As Oliver Walter Solmitz began to burnout in a Paramedic career that lasted more than twenty years, he returned to his calling in art. This quest began with figure drawing at the Western Maine Art Group, and culminated with earning a BA in Architecture, summa cum laude, from the University of Maine at Augusta, in 2011.
Beyond the architecture curriculum, Solmitz pursued fine art by choosing only drawing and painting electives for his BA. The artist has also taken workshops at the Provincetown Art Association Museum School, Truro Center for the Arts at Castle Hill, and Maine College of Art, as well as having had the opportunity to study human figure painting under Cape Cod artist Sarah Holl. Additionally, Solmitz completed an apprenticeship with Organic Architect James Walter Schildroth that has led to nearly ten years of mentoring in which Solmitz learned to integrate real world constraints with very strong design principles.
Along with his drawing and design abilities, the artist honed his carpentry and cabinet making skills through the building of two homes to professional standards, leading to the qualities evident in his sculpture. Strong carpentry skills as well as his knowledge and experience with earth sheltering allowed Solmitz to initiate, coordinate, and lead the 2011 restoration of the earth sheltered roof at the Underground Art Gallery of Cape Cod. Solmitz did this work on a volunteer basis because the building had been designed and built by the well-known late Architect Malcolm Wells. Solmitz, and everyone involved, hoped to preserve and perpetuate Wells’ legacy and vision for a sustainable future.
Rather than solving problems, the artist looks to the possibilities of design, hidden within. This potential, coupled with the education in architecture, is the foundation on which Solmitz bases his conceptually driven work.

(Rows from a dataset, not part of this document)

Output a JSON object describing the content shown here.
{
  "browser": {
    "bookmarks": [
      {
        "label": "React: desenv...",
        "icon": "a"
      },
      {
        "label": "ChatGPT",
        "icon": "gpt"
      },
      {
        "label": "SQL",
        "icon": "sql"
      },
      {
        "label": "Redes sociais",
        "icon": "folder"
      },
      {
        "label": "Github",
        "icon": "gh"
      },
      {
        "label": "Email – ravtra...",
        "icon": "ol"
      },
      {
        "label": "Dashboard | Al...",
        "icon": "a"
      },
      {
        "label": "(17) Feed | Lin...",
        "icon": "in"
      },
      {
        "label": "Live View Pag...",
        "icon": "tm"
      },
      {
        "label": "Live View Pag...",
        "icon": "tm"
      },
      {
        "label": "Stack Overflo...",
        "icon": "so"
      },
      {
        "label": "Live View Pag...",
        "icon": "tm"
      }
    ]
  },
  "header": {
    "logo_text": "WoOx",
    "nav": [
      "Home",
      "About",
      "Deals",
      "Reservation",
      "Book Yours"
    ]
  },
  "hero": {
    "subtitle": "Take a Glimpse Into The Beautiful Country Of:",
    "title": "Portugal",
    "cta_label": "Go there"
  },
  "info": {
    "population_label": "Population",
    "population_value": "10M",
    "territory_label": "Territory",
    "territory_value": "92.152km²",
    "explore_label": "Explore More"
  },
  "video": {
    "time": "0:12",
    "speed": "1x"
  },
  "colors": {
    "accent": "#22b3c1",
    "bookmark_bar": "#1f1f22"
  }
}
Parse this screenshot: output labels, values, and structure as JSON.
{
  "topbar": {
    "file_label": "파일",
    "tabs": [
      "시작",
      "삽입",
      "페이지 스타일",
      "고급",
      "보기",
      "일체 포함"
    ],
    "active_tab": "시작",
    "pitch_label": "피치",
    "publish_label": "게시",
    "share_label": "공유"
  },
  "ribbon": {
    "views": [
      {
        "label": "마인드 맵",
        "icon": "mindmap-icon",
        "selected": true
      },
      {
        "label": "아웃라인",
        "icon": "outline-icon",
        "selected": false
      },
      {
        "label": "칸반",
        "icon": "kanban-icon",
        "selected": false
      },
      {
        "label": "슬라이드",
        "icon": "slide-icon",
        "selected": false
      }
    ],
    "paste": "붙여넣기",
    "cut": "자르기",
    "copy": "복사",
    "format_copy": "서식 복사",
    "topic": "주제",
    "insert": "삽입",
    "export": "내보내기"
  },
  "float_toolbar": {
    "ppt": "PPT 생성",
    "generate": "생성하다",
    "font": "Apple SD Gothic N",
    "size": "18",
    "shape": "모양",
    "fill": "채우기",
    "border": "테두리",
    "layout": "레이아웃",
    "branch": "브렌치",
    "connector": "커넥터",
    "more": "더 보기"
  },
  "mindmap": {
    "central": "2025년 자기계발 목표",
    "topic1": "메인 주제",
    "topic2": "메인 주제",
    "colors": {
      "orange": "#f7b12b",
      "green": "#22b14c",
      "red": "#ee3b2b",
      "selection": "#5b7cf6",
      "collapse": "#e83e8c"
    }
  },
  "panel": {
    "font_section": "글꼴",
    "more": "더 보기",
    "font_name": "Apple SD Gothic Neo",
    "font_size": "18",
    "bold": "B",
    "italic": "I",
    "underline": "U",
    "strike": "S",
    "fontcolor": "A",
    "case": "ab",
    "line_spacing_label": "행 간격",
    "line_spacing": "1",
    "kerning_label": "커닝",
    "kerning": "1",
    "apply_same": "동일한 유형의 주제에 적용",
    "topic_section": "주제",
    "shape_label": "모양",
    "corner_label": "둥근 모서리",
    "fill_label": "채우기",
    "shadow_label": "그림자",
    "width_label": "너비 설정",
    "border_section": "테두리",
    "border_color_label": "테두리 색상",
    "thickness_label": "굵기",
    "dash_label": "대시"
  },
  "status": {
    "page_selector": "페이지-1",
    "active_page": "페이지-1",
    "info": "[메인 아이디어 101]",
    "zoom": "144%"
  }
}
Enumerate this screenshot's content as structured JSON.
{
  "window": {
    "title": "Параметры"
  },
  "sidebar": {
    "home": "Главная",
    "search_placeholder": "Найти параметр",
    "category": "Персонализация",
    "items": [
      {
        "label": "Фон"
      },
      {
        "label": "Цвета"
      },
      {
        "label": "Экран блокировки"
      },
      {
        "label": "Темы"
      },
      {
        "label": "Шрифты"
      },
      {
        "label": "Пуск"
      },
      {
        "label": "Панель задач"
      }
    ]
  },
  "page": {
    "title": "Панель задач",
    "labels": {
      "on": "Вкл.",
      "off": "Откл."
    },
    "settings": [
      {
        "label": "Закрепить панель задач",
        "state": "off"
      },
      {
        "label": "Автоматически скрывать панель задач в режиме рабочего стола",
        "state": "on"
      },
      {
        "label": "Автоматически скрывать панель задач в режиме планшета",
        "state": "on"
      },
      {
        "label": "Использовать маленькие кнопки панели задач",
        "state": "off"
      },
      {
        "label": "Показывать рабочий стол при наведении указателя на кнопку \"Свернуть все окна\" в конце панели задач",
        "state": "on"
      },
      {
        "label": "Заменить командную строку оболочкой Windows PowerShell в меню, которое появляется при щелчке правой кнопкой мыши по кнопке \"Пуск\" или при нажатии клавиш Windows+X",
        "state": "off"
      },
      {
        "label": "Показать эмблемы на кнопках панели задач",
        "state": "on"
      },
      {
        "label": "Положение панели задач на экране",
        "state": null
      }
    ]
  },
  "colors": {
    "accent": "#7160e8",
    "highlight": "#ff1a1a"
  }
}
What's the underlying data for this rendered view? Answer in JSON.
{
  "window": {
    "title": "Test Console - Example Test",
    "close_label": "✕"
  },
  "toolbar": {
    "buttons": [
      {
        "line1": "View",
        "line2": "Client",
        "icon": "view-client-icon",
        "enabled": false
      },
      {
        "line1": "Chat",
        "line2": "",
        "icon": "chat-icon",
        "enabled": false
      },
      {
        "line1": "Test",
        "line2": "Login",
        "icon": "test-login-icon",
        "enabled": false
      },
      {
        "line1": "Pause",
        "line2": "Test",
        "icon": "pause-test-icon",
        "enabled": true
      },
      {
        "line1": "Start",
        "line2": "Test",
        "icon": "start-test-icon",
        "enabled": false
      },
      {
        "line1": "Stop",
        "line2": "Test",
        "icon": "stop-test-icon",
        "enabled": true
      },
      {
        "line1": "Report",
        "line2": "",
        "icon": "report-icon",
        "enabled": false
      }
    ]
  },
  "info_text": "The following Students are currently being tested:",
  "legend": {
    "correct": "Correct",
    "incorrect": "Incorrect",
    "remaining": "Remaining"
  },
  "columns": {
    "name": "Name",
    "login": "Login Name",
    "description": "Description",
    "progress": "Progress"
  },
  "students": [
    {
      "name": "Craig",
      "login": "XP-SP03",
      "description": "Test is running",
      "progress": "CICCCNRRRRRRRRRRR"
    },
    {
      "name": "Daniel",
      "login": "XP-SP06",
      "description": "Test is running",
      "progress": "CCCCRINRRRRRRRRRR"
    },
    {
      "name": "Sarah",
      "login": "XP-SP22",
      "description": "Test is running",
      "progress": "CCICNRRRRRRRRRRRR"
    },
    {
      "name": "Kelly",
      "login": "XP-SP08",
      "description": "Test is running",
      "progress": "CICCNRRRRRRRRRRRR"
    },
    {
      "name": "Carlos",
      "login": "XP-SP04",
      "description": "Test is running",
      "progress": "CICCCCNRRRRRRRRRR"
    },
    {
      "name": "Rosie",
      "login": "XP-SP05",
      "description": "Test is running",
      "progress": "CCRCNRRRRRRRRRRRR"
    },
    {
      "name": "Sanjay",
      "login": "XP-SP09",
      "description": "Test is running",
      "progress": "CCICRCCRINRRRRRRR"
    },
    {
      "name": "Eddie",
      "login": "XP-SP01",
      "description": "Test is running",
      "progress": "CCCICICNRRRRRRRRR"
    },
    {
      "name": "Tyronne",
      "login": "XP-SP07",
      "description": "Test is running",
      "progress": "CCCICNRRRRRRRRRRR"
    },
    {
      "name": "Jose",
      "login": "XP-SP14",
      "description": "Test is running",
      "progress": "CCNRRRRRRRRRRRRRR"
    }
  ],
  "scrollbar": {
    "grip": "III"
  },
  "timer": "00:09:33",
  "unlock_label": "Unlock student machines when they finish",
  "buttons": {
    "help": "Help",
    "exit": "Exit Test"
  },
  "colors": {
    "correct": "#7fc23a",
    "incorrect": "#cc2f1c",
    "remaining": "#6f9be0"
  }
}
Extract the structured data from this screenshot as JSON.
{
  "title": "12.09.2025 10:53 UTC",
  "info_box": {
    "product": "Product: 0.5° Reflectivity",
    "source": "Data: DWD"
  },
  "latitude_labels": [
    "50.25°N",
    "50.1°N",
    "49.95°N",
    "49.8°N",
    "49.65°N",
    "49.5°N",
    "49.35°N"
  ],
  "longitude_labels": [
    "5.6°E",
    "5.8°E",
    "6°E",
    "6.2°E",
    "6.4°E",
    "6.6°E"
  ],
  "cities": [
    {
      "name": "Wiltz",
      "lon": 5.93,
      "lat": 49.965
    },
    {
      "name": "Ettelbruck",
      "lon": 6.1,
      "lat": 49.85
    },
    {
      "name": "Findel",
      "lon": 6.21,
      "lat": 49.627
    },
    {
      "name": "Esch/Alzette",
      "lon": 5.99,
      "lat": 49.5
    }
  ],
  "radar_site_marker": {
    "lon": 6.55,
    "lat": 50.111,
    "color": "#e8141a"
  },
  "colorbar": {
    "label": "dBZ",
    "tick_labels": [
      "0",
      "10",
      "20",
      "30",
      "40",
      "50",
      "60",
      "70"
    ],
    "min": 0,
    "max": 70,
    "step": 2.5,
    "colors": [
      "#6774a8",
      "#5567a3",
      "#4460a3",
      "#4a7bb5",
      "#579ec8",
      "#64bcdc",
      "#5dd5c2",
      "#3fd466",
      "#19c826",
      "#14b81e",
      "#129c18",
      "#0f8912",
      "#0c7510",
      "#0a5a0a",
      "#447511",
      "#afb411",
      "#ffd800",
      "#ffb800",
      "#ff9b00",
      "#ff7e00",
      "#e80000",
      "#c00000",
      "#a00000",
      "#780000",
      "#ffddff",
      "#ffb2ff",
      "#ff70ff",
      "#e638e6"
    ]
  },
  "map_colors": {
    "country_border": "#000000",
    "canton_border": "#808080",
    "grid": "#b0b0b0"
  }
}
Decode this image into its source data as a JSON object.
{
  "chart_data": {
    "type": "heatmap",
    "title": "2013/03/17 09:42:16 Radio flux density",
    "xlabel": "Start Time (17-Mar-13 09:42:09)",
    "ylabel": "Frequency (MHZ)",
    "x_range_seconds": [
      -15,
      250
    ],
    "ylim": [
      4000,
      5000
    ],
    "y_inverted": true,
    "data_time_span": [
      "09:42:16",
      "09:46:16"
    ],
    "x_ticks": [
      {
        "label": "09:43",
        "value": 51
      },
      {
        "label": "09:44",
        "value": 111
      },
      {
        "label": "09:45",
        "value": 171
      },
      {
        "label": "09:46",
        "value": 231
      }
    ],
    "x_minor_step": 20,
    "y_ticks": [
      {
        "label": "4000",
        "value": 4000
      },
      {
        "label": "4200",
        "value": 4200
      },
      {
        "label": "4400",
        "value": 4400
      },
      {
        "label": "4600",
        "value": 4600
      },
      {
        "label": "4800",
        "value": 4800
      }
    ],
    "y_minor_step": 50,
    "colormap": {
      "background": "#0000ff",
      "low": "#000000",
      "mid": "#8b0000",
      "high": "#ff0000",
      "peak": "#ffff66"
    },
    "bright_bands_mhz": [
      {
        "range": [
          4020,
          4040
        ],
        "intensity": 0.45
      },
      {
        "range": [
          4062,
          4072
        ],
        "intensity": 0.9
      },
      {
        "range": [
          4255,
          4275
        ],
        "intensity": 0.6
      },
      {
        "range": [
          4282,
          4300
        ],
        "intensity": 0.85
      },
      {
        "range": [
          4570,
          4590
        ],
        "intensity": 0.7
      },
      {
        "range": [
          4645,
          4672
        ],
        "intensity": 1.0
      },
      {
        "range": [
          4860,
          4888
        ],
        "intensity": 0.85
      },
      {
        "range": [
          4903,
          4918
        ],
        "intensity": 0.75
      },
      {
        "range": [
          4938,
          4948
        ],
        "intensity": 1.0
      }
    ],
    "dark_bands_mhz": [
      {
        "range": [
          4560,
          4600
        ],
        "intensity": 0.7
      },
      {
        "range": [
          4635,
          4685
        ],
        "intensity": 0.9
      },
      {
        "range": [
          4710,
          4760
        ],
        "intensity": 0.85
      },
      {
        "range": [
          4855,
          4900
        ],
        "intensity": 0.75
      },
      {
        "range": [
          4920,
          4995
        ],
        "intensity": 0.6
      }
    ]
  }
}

Although art in one medium informs another, painting is his favorite (even though it is easy to concentrate on color relationships at a cost to mark making). Space, scale, and light as a unified whole, beyond the formal elements of two-dimensional work, can be found in much of Solmitz’s painting. Richard Diebenkorn’s Ocean Park series have been influential in some of this work. Although Mr. Solmitz was good at realism, he has found the challenges of abstract expressionism as well as impressionism to be the most rewarding searches . . .
Solmitz finds inspiration in societal issues such as capitalism, materialism, and Peak Oil. The social conscience work of Kathe Kollwitz has had a significant effect on the artist. He is also inspired by Nature, and was greatly affected by spending some 16 years living off the grid in the woods of Western Maine’s foothills. Solmitz likes to say, “Nature is my church” echoing those words of Architect Frank Lloyd Wright.
The principles behind Mr. Wright’s Organic Architecture have been fundamental to Solmitz’s art. The artist sum’s it up as “creating an awareness of beyond while celebrating place”. To Solmitz, this is one of the greatest powers that artwork can have with a people. Through art, he hopes to be part of creating a future in which the cultural demise brought on by the industrial revolution is replaced with the opportunity Peak Oil presents.
The artist may be reached at: firstname.lastname@example.org or via his website at: